Health insurance is mandatory in Belgium, and basic cover is generally provided by the national social security system. Contributions are paid by both employers and employees.
For most medical services, you must pay the bill and then submit the receipt for reimbursement. Reimbursements are usually less than the charges incurred. Many employers provide supplementary health insurance cover as an employment benefit, or you can purchase individual cover.
Irrespective of your nationality, everybody living in or visiting Belgium must have health insurance, since medical costs (especially hospitalisations) can be very high. Before you leave your home country, make sure that you are sufficiently insured.
Don’t forget to have a European Health Insurance card. This blue card guarantees that all medical costs, including certain costs for medication, are covered by your health insurance. It is important to know that all medical authorities need a copy of this card before they can draw up an invoice. Hospitals will settle financial matters directly with your insurance office, whereas ready money is needed to pay a doctor’s visit. Go to a Belgian mutual benefit society with your doctor’s certificate and blue card to get a refund afterwards.
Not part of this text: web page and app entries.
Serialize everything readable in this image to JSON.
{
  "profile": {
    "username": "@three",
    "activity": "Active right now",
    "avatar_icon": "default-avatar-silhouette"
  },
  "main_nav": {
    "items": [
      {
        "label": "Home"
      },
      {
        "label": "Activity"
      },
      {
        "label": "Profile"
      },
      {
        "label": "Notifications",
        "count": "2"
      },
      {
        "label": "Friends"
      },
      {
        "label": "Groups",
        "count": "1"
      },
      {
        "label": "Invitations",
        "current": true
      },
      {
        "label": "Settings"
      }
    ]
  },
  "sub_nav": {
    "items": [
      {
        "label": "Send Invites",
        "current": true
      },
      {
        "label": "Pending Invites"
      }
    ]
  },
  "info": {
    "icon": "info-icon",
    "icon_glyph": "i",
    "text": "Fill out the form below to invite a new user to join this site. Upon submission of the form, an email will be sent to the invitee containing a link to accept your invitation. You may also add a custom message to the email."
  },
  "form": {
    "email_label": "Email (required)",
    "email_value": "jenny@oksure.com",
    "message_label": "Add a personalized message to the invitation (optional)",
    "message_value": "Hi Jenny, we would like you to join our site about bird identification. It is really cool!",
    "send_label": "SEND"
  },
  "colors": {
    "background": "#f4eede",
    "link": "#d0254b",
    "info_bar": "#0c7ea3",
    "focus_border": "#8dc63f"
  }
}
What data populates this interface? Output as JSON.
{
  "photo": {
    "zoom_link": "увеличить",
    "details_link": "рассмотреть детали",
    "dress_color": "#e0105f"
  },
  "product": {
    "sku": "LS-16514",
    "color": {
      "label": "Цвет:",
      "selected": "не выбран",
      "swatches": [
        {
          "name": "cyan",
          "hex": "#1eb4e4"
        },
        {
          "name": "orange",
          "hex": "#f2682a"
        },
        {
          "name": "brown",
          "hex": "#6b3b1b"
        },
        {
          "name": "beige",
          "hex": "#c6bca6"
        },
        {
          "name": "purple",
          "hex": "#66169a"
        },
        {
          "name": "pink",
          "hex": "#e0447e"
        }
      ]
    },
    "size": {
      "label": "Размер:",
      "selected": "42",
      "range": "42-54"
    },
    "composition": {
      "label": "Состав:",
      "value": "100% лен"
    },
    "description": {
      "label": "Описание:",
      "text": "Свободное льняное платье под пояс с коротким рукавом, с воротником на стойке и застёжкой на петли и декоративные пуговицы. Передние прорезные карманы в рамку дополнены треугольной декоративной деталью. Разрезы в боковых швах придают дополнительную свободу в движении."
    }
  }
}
Pharmacies have the same opening hours as other retail shops on weekdays. In larger towns, most of them are also open on Saturday mornings. More details about the night duty can be found on the facade of most pharmacies (open 24 /24h) or via this link (available in French and Dutch): www.apotheek.be
When a person has medical problems, it is common practice in Belgium to consult a general practitioner first. Most general practitioners give consultations in the morning and early evening. Sometimes, only consultation by appointment is possible. You should choose your doctor as carefully you would in your home country. In Belgium you aren’t obliged to register with a GP, but if you incur treatment charges without obtaining a referral from your GP, these may not be reimbursed under some insurance plans, or will be reimbursed at much lower rates.
For further information about family doctors, please click here: www.huisarts.be.
When you suffer urgent health problems and can’t wait until the next work day of your family doctor, dial 1733 to contact the duty doctor. You will be asked to choose your language and to insert the postal code.
Know that around the world paramedics are kindly asking the public to put an “ICE” contact in cell phones. ICE stands for “In Case of Emergency”. By putting in your emergency contact person under ICE (besides the informal naming for this person such as “mom”, “honey” or other) important time is saved for the medical professionals.
The emergency phone number in Belgium is 101 or 112. When calling, mention your name and date of birth.